One of the most common and frustrating internet connection problems is slow speed. You may experience slow speed for a variety of reasons. Some of the most likely causes and possible fixes are listed below.
Location of the Wi-Fi Router
You are too far from the Wi-Fi router. Your laptop or device receives weak signal strength which translates into longer loading speeds. A quick way to identify this is to check the signal strength on your machine.
Solution: Move closer to the router. Try to minimize the number of barriers between yourself and the router. Better still, move to the room where you have plugged the router to check whether better signal strength improves your internet speed.
Speed Throttle by ISP
The Internet Service Provider (ISP) has decided to throttle your connection for some reason. This may be because of a violation of the fair usage policy, or for some outstanding dues that you are not aware of. ISPs may also sometimes throttle speeds for no reason which is an unfair practice.
Solution: The quickest way to identify this is by running a speed test, like the Comcast Xfinity speed test. The speed test will instantly reveal the actual download and upload speeds on your internet connection. If the speeds are not as expected, you can contact the ISP to have the problem sorted.
Too Many Connected Devices
You have too many computers and devices using the connection. This creates a bandwidth problem. With more and more devices or machines connected, the bandwidth is spread thin. As a result, all the connected users begin to experience slow speeds.
Solution: Disconnect any unnecessary machines or devices. Most of us keep our smartphones and TVs connected all the time. A better approach is to disconnect the machines or devices that you are not currently using. This frees up the bandwidth resources for the machine you are actually using at the time.
Someone’s using your internet connection without permission. This is often the case when your Wi-Fi is not password-protected or if you have given your password to too many neighbors.
Solution: If you suspect this, simply change the password of your Wi-Fi connection. This will automatically disconnect anyone who is using the connection without your permission.
Your internet connection equipment is outdated. This can be particularly the case if you had your connection installed a while ago. Most ISPs will update the equipment on a routine basis – replacing copper wires with fiber optics and so on. But some may be more negligent towards this aspect of the service.
Solution: Contact your ISP to see if any updated versions of the connection equipment is available. This typically includes the cable and the Wi-Fi router. You can also do your own research and get a more advanced router with better connection capabilities.
Problem Level: No Internet Connection
The only thing worse than a slow internet connection is no internet connection. You have paid your dues, you haven’t tinkered with any of the equipment and suddenly there is no internet. Fortunately, you can save a lot of time by troubleshooting the problem on your own. Here are some common causes and potential solutions.
The cable on your router or modem is unplugged, or there is some other glitch. The router or modem is the likely culprit for no internet connection in most cases.
Solution: A quick and easy way to resolve router problems is by unplugging the router and then replugging after 30 seconds.
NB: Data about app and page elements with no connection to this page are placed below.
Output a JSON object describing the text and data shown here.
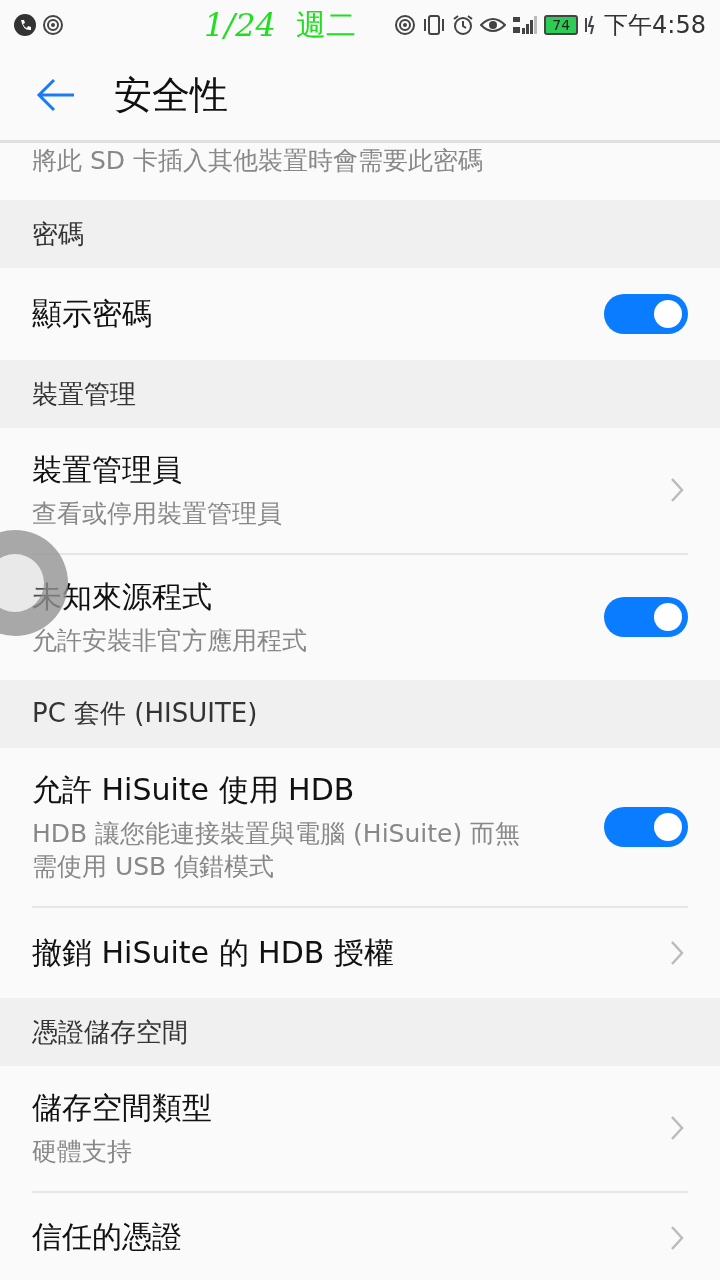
{
  "status_bar": {
    "date": "1/24",
    "weekday": "週二",
    "battery": "74",
    "time": "下午4:58"
  },
  "header": {
    "title": "安全性"
  },
  "sections": [
    {
      "items": [
        {
          "kind": "text",
          "subtitle": "將此 SD 卡插入其他裝置時會需要此密碼"
        }
      ]
    },
    {
      "title": "密碼",
      "items": [
        {
          "kind": "switch",
          "title": "顯示密碼",
          "on": true
        }
      ]
    },
    {
      "title": "裝置管理",
      "items": [
        {
          "kind": "link",
          "title": "裝置管理員",
          "subtitle": "查看或停用裝置管理員"
        },
        {
          "kind": "switch",
          "title": "未知來源程式",
          "subtitle": "允許安裝非官方應用程式",
          "on": true
        }
      ]
    },
    {
      "title": "PC 套件 (HISUITE)",
      "items": [
        {
          "kind": "switch",
          "title": "允許 HiSuite 使用 HDB",
          "subtitle": "HDB 讓您能連接裝置與電腦 (HiSuite) 而無需使用 USB 偵錯模式",
          "on": true
        },
        {
          "kind": "link",
          "title": "撤銷 HiSuite 的 HDB 授權"
        }
      ]
    },
    {
      "title": "憑證儲存空間",
      "items": [
        {
          "kind": "link",
          "title": "儲存空間類型",
          "subtitle": "硬體支持"
        },
        {
          "kind": "link",
          "title": "信任的憑證"
        }
      ]
    }
  ]
}
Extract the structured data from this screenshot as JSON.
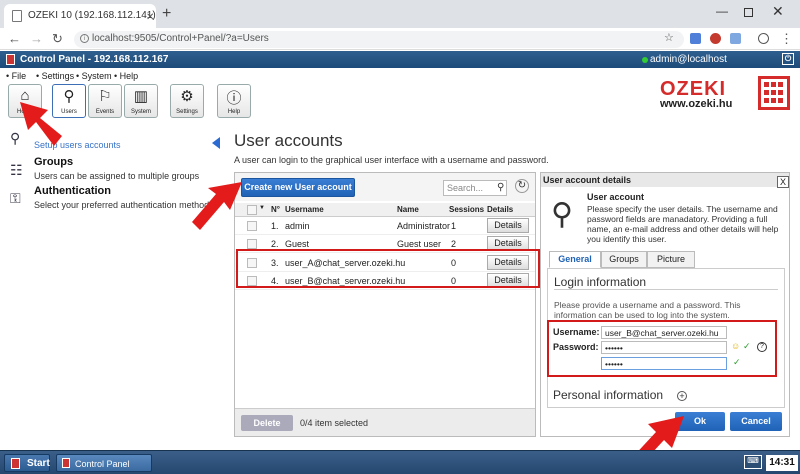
{
  "browser": {
    "tab_title": "OZEKI 10 (192.168.112.141)",
    "url": "localhost:9505/Control+Panel/?a=Users"
  },
  "app": {
    "title": "Control Panel - 192.168.112.167",
    "user": "admin@localhost"
  },
  "menu": [
    "File",
    "Settings",
    "System",
    "Help"
  ],
  "toolbar": [
    {
      "label": "Home",
      "icon": "home-icon"
    },
    {
      "label": "Users",
      "icon": "user-icon"
    },
    {
      "label": "Events",
      "icon": "flag-icon"
    },
    {
      "label": "System",
      "icon": "bars-icon"
    },
    {
      "label": "Settings",
      "icon": "gear-icon"
    },
    {
      "label": "Help",
      "icon": "info-icon"
    }
  ],
  "brand": {
    "name": "OZEKI",
    "url": "www.ozeki.hu"
  },
  "sidebar": {
    "setup_link": "Setup users accounts",
    "groups_title": "Groups",
    "groups_desc": "Users can be assigned to multiple groups",
    "auth_title": "Authentication",
    "auth_desc": "Select your preferred authentication method"
  },
  "page": {
    "title": "User accounts",
    "description": "A user can login to the graphical user interface with a username and password."
  },
  "users": {
    "create_label": "Create new User account",
    "search_placeholder": "Search...",
    "columns": [
      "N°",
      "Username",
      "Name",
      "Sessions",
      "Details"
    ],
    "rows": [
      {
        "num": "1.",
        "username": "admin",
        "name": "Administrator",
        "sessions": "1",
        "details": "Details"
      },
      {
        "num": "2.",
        "username": "Guest",
        "name": "Guest user",
        "sessions": "2",
        "details": "Details"
      },
      {
        "num": "3.",
        "username": "user_A@chat_server.ozeki.hu",
        "name": "",
        "sessions": "0",
        "details": "Details"
      },
      {
        "num": "4.",
        "username": "user_B@chat_server.ozeki.hu",
        "name": "",
        "sessions": "0",
        "details": "Details"
      }
    ],
    "delete_label": "Delete",
    "selected_text": "0/4 item selected"
  },
  "details": {
    "header": "User account details",
    "close": "X",
    "subtitle": "User account",
    "text": "Please specify the user details. The username and password fields are manadatory. Providing a full name, an e-mail address and other details will help you identify this user.",
    "tabs": [
      "General",
      "Groups",
      "Picture"
    ],
    "login_title": "Login information",
    "login_desc": "Please provide a username and a password. This information can be used to log into the system.",
    "username_label": "Username:",
    "username_value": "user_B@chat_server.ozeki.hu",
    "password_label": "Password:",
    "password_value": "••••••",
    "password_confirm": "••••••",
    "personal_title": "Personal information",
    "ok_label": "Ok",
    "cancel_label": "Cancel"
  },
  "taskbar": {
    "start": "Start",
    "item": "Control Panel",
    "clock": "14:31"
  }
}
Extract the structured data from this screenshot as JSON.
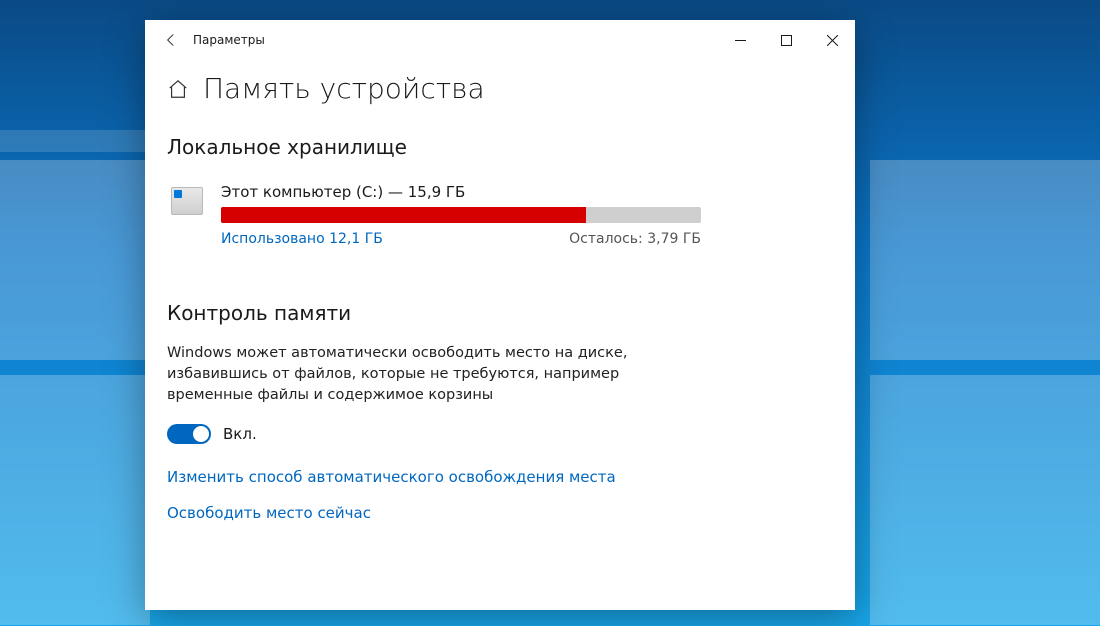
{
  "window": {
    "title": "Параметры"
  },
  "page": {
    "title": "Память устройства"
  },
  "local_storage": {
    "heading": "Локальное хранилище",
    "disk": {
      "label": "Этот компьютер (C:) — 15,9 ГБ",
      "used_text": "Использовано 12,1 ГБ",
      "remaining_text": "Осталось: 3,79 ГБ",
      "used_percent": 76
    }
  },
  "storage_sense": {
    "heading": "Контроль памяти",
    "description": "Windows может автоматически освободить место на диске, избавившись от файлов, которые не требуются, например временные файлы и содержимое корзины",
    "toggle_state": "Вкл.",
    "link_change": "Изменить способ автоматического освобождения места",
    "link_free_now": "Освободить место сейчас"
  }
}
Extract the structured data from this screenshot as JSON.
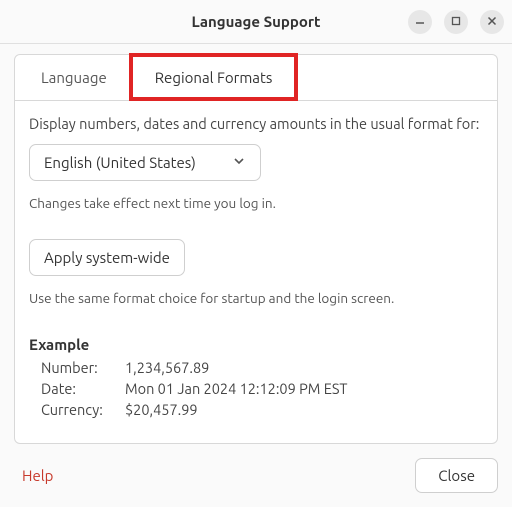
{
  "window": {
    "title": "Language Support"
  },
  "tabs": {
    "language": "Language",
    "regional": "Regional Formats"
  },
  "panel": {
    "prompt": "Display numbers, dates and currency amounts in the usual format for:",
    "locale_selected": "English (United States)",
    "login_note": "Changes take effect next time you log in.",
    "apply_button": "Apply system-wide",
    "apply_note": "Use the same format choice for startup and the login screen."
  },
  "example": {
    "heading": "Example",
    "number_label": "Number:",
    "number_value": "1,234,567.89",
    "date_label": "Date:",
    "date_value": "Mon 01 Jan 2024 12:12:09 PM EST",
    "currency_label": "Currency:",
    "currency_value": "$20,457.99"
  },
  "footer": {
    "help": "Help",
    "close": "Close"
  }
}
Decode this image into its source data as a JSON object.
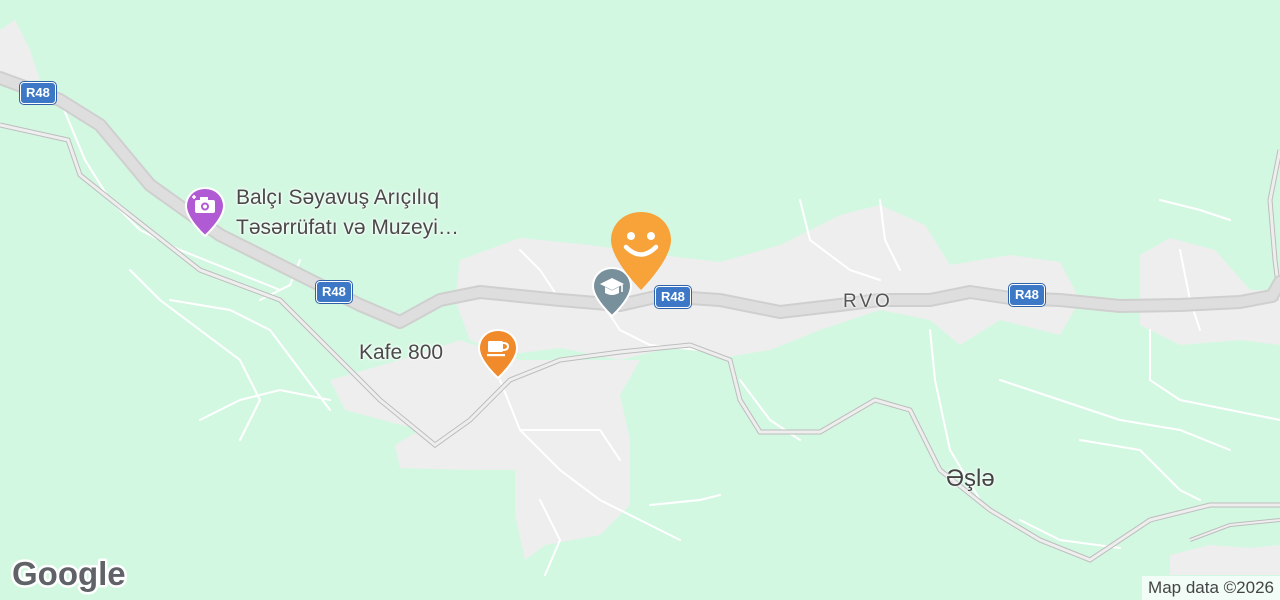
{
  "map": {
    "route_shield": "R48",
    "road_name": "RVO",
    "town": "Əşlə",
    "attribution": "Map data ©2026",
    "logo": "Google",
    "colors": {
      "land": "#d3f8e2",
      "settlement": "#eeeeee",
      "highway": "#dcdcdc",
      "road_casing": "#c8c8c8",
      "shield": "#3c78c6",
      "pin_purple": "#b05bd3",
      "pin_orange": "#f08a2b",
      "pin_gray": "#78909c"
    }
  },
  "pois": [
    {
      "name_line1": "Balçı Səyavuş Arıçılıq",
      "name_line2": "Təsərrüfatı və Muzeyi…",
      "icon": "camera-icon"
    },
    {
      "name": "Kafe 800",
      "icon": "coffee-cup-icon"
    },
    {
      "name": "",
      "icon": "school-graduation-cap-icon"
    },
    {
      "name": "",
      "icon": "smiley-face-icon"
    }
  ]
}
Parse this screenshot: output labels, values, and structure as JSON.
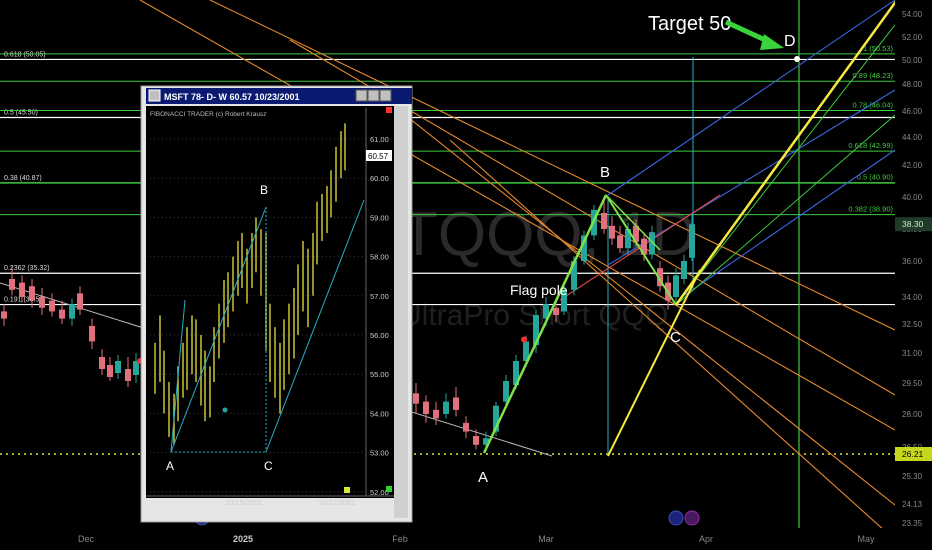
{
  "chart_data": {
    "type": "candlestick",
    "watermark": "TQQQ, 1D",
    "watermark_sub": "UltraPro Short QQQ",
    "right_axis_ticks": [
      "54.00",
      "52.00",
      "50.00",
      "48.00",
      "46.00",
      "44.00",
      "42.00",
      "40.00",
      "38.00",
      "36.00",
      "34.00",
      "32.50",
      "31.00",
      "29.50",
      "28.00",
      "26.50",
      "25.30",
      "24.13",
      "23.35"
    ],
    "x_axis_labels": [
      "Dec",
      "2025",
      "Feb",
      "Mar",
      "Apr",
      "May"
    ],
    "last_price": "38.30",
    "baseline_price": "26.21",
    "left_levels": [
      {
        "label": "0.618 (50.05)",
        "price": 50.05
      },
      {
        "label": "0.5 (45.50)",
        "price": 45.5
      },
      {
        "label": "0.38 (40.87)",
        "price": 40.87
      },
      {
        "label": "0.2362 (35.32)",
        "price": 35.32
      },
      {
        "label": "0.191 (33.58)",
        "price": 33.58
      }
    ],
    "right_levels": [
      {
        "label": "1 (50.53)",
        "price": 50.53
      },
      {
        "label": "0.89 (48.23)",
        "price": 48.23
      },
      {
        "label": "0.78 (46.04)",
        "price": 46.04
      },
      {
        "label": "0.618 (42.99)",
        "price": 42.99
      },
      {
        "label": "0.5 (40.90)",
        "price": 40.9
      },
      {
        "label": "0.382 (38.90)",
        "price": 38.9
      }
    ],
    "annotations": {
      "target": "Target 50",
      "flag_pole": "Flag pole",
      "A": "A",
      "B": "B",
      "C": "C",
      "D": "D"
    }
  },
  "inset": {
    "title": "MSFT  78- D- W 60.57 10/23/2001",
    "subtitle": "FIBONACCI TRADER (c) Robert Krausz",
    "price_tag": "60.57",
    "y_ticks": [
      "61.00",
      "60.00",
      "59.00",
      "58.00",
      "57.00",
      "56.00",
      "55.00",
      "54.00",
      "53.00",
      "52.00"
    ],
    "x_labels": [
      "10/15/2001",
      "10/22/2001"
    ],
    "points": {
      "A": "A",
      "B": "B",
      "C": "C"
    }
  },
  "colors": {
    "up": "#26a69a",
    "down": "#ef5350",
    "fib_green": "#3ec93e",
    "orange": "#e58a2e",
    "yellow": "#f5e840",
    "blue": "#3b67e0",
    "cyan": "#27b0c8",
    "white": "#ffffff"
  }
}
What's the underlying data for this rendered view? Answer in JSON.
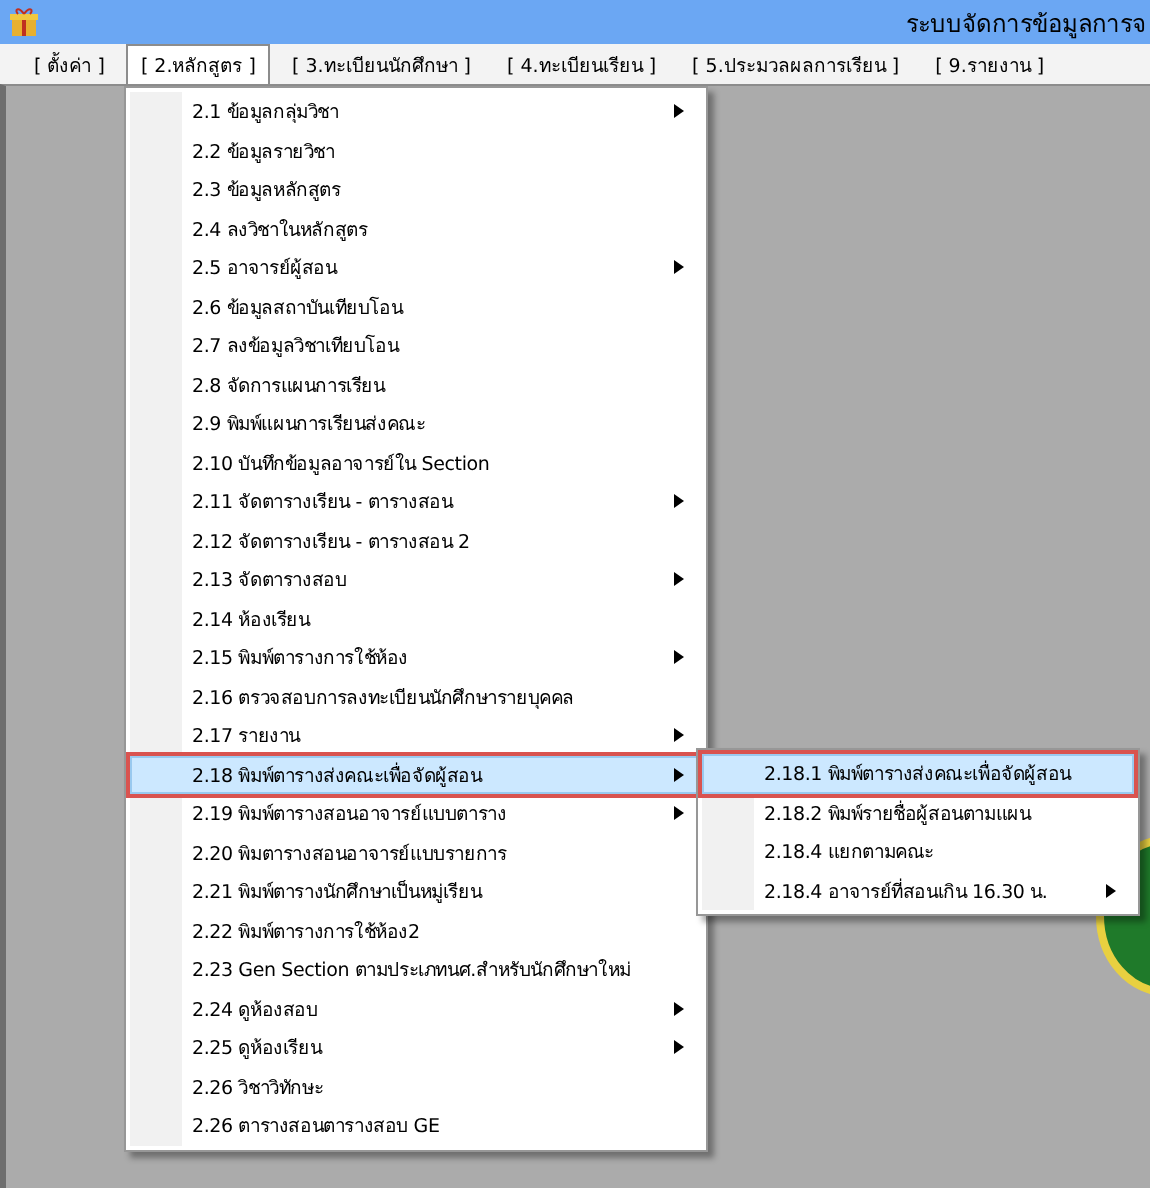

Also make sure the cables attached to the router are properly inserted.
Sometimes, underground sea cables or other company equipment is to blame. Malfunctions at the ISP level can lead to widespread service outages. This means no internet connection until the service is partially or fully restored.
Solution: Unfortunately, there’s not much you can do in this scenario. The best thing is to stay abreast of the updates from the ISP and use alternate internet access in the meanwhile.
If the internet connection is working fine, the problem likely lies with your computer or device. An update may have changed network settings or some other glitch may be barring internet access.
Solution: Begin by troubleshooting your internet connection. In Windows, you can do this through the Network and Sharing Center. This will reveal if a Firewall or any other software is blocking your connection. If this yields no results, restart your computer.
Slow or no internet connection can be an annoying problem. It can also affect your work routine if you rely on the internet to perform research, submit work, or perform other tasks. With the solutions provided above, you can troubleshoot the connection problem on your own in most cases. If the problem persists despite these fixes, make no delay in contacting your ISP’s customer support and talking the issue over with them.